The entries below should be quoted exactly, with no pictures carried over.

App and web page records:
= Beginning of Section =

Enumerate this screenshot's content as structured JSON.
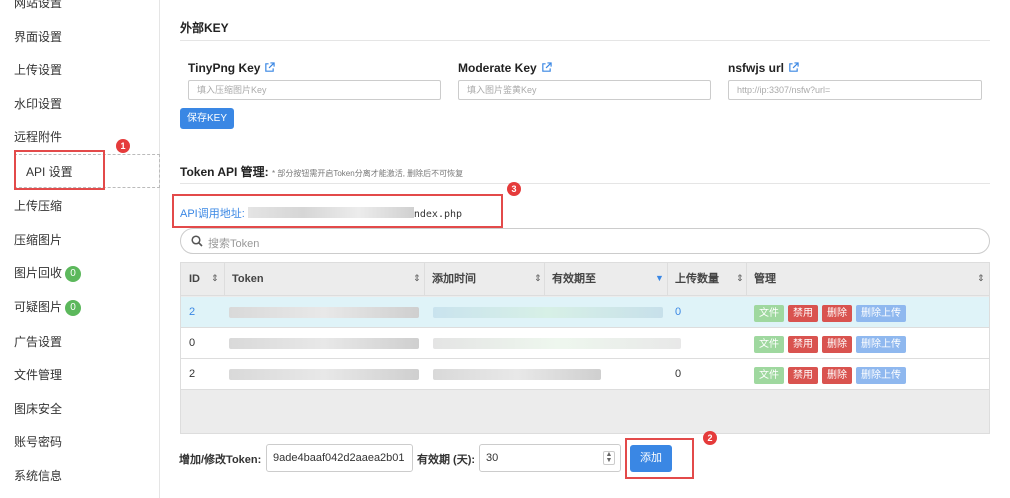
{
  "sidebar": {
    "items": [
      {
        "label": "网站设置"
      },
      {
        "label": "界面设置"
      },
      {
        "label": "上传设置"
      },
      {
        "label": "水印设置"
      },
      {
        "label": "远程附件"
      },
      {
        "label": "API 设置"
      },
      {
        "label": "上传压缩"
      },
      {
        "label": "压缩图片"
      },
      {
        "label": "图片回收",
        "badge": "0"
      },
      {
        "label": "可疑图片",
        "badge": "0"
      },
      {
        "label": "广告设置"
      },
      {
        "label": "文件管理"
      },
      {
        "label": "图床安全"
      },
      {
        "label": "账号密码"
      },
      {
        "label": "系统信息"
      }
    ]
  },
  "external_key": {
    "title": "外部KEY",
    "tinypng": {
      "label": "TinyPng Key",
      "placeholder": "填入压缩图片Key"
    },
    "moderate": {
      "label": "Moderate Key",
      "placeholder": "填入图片鉴黄Key"
    },
    "nsfwjs": {
      "label": "nsfwjs url",
      "placeholder": "http://ip:3307/nsfw?url="
    },
    "save_label": "保存KEY"
  },
  "token_api": {
    "title": "Token API 管理:",
    "note": "* 部分按钮需开启Token分离才能激活, 删除后不可恢复",
    "api_url_label": "API调用地址:",
    "api_url_tail": "ndex.php"
  },
  "search": {
    "placeholder": "搜索Token"
  },
  "table": {
    "headers": {
      "id": "ID",
      "token": "Token",
      "added": "添加时间",
      "expires": "有效期至",
      "uploads": "上传数量",
      "manage": "管理"
    },
    "rows": [
      {
        "id": "2",
        "uploads": "0"
      },
      {
        "id": "0",
        "uploads": ""
      },
      {
        "id": "2",
        "uploads": "0"
      }
    ],
    "actions": {
      "file": "文件",
      "disable": "禁用",
      "delete": "删除",
      "delete_uploads": "删除上传"
    }
  },
  "form": {
    "token_label": "增加/修改Token:",
    "token_value": "9ade4baaf042d2aaea2b01",
    "expiry_label": "有效期 (天):",
    "expiry_value": "30",
    "add_label": "添加"
  },
  "annotations": {
    "one": "1",
    "two": "2",
    "three": "3"
  },
  "colors": {
    "accent": "#3a87e4",
    "danger": "#d9534f",
    "success": "#5cb85c",
    "annotation": "#e53b3b"
  }
}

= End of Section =

**Answer section:**
Enumerate this screenshot's content as structured JSON.
{
  "sidebar": {
    "items": [
      {
        "label": "网站设置"
      },
      {
        "label": "界面设置"
      },
      {
        "label": "上传设置"
      },
      {
        "label": "水印设置"
      },
      {
        "label": "远程附件"
      },
      {
        "label": "API 设置"
      },
      {
        "label": "上传压缩"
      },
      {
        "label": "压缩图片"
      },
      {
        "label": "图片回收",
        "badge": "0"
      },
      {
        "label": "可疑图片",
        "badge": "0"
      },
      {
        "label": "广告设置"
      },
      {
        "label": "文件管理"
      },
      {
        "label": "图床安全"
      },
      {
        "label": "账号密码"
      },
      {
        "label": "系统信息"
      }
    ]
  },
  "external_key": {
    "title": "外部KEY",
    "tinypng": {
      "label": "TinyPng Key",
      "placeholder": "填入压缩图片Key"
    },
    "moderate": {
      "label": "Moderate Key",
      "placeholder": "填入图片鉴黄Key"
    },
    "nsfwjs": {
      "label": "nsfwjs url",
      "placeholder": "http://ip:3307/nsfw?url="
    },
    "save_label": "保存KEY"
  },
  "token_api": {
    "title": "Token API 管理:",
    "note": "* 部分按钮需开启Token分离才能激活, 删除后不可恢复",
    "api_url_label": "API调用地址:",
    "api_url_tail": "ndex.php"
  },
  "search": {
    "placeholder": "搜索Token"
  },
  "table": {
    "headers": {
      "id": "ID",
      "token": "Token",
      "added": "添加时间",
      "expires": "有效期至",
      "uploads": "上传数量",
      "manage": "管理"
    },
    "rows": [
      {
        "id": "2",
        "uploads": "0"
      },
      {
        "id": "0",
        "uploads": ""
      },
      {
        "id": "2",
        "uploads": "0"
      }
    ],
    "actions": {
      "file": "文件",
      "disable": "禁用",
      "delete": "删除",
      "delete_uploads": "删除上传"
    }
  },
  "form": {
    "token_label": "增加/修改Token:",
    "token_value": "9ade4baaf042d2aaea2b01",
    "expiry_label": "有效期 (天):",
    "expiry_value": "30",
    "add_label": "添加"
  },
  "annotations": {
    "one": "1",
    "two": "2",
    "three": "3"
  },
  "colors": {
    "accent": "#3a87e4",
    "danger": "#d9534f",
    "success": "#5cb85c",
    "annotation": "#e53b3b"
  }
}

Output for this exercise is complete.